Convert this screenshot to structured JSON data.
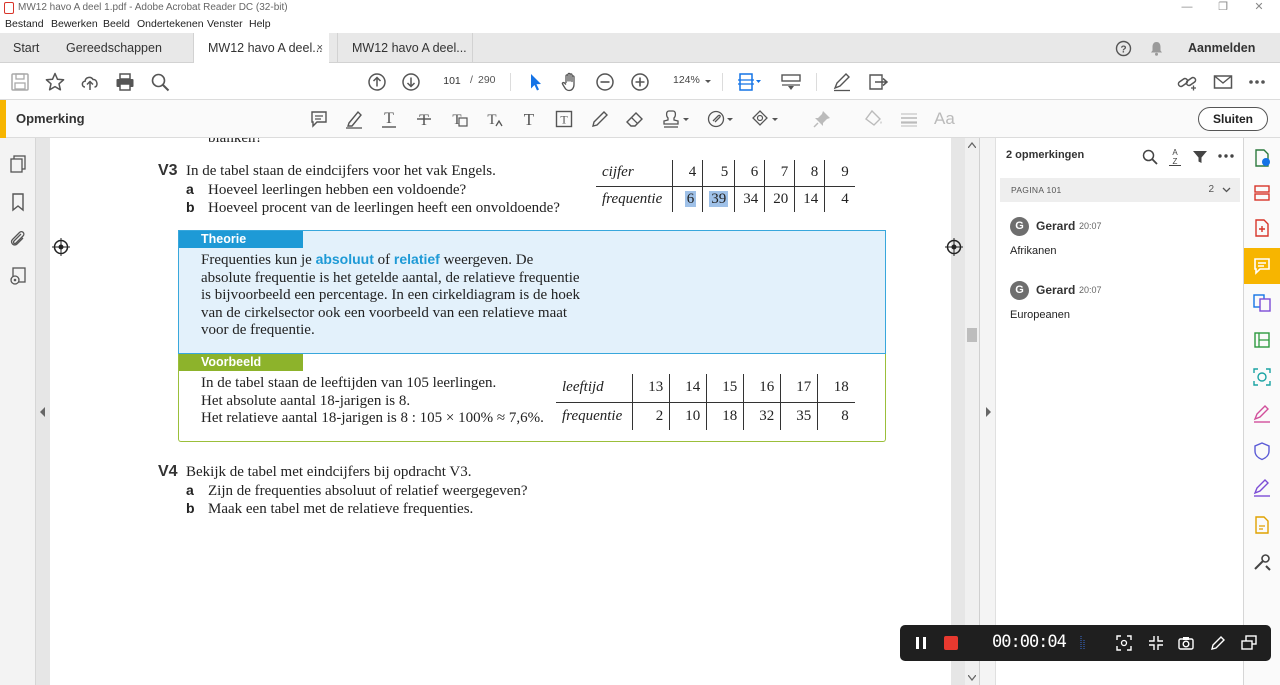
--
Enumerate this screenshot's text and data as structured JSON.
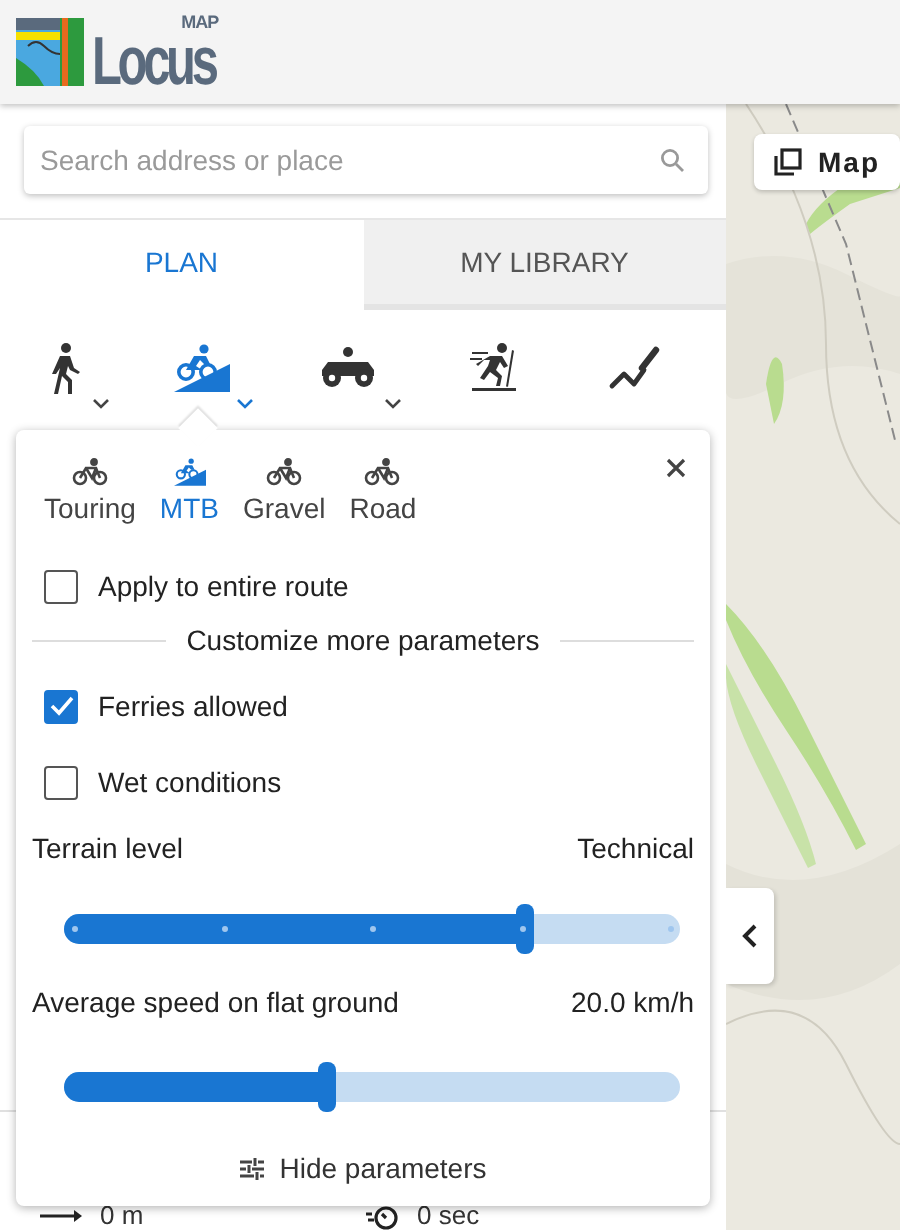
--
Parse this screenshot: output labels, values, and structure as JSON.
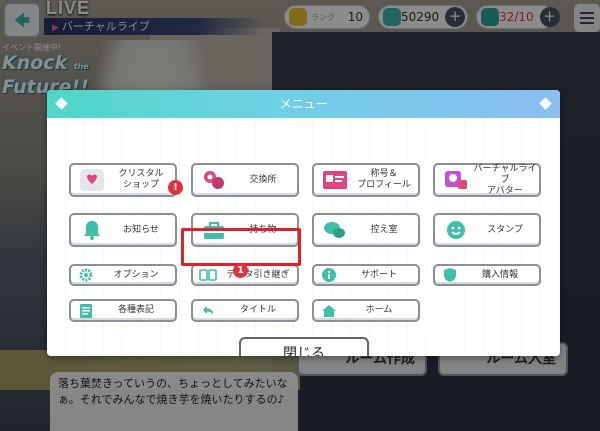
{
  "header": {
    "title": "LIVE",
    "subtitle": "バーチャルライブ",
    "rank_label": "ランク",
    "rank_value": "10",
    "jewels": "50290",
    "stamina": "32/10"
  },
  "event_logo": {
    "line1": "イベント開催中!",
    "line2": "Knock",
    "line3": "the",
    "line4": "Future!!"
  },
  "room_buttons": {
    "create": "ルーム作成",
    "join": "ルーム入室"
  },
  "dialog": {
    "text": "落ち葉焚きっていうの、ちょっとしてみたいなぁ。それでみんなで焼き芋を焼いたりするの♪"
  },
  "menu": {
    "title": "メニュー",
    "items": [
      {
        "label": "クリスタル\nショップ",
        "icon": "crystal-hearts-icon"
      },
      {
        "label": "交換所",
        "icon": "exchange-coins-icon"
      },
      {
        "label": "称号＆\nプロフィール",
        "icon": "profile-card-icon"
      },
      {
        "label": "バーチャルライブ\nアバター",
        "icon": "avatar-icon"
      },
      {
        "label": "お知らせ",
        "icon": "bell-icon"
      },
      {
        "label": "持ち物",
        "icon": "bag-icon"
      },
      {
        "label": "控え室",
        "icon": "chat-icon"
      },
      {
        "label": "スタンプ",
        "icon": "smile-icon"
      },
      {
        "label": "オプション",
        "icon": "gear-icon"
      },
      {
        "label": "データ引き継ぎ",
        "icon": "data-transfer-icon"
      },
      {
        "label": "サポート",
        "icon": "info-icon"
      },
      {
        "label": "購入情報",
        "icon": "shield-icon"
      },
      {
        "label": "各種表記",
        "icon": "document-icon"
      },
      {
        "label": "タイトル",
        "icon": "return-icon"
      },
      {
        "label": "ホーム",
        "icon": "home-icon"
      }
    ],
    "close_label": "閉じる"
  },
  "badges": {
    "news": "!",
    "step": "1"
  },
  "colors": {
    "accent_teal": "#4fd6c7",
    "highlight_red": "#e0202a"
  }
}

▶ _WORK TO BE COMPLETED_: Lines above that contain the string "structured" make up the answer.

▶ _OUTPUT FOR THIS TASK_:
Convert this screenshot to structured JSON data.
Enumerate this screenshot's text and data as structured JSON.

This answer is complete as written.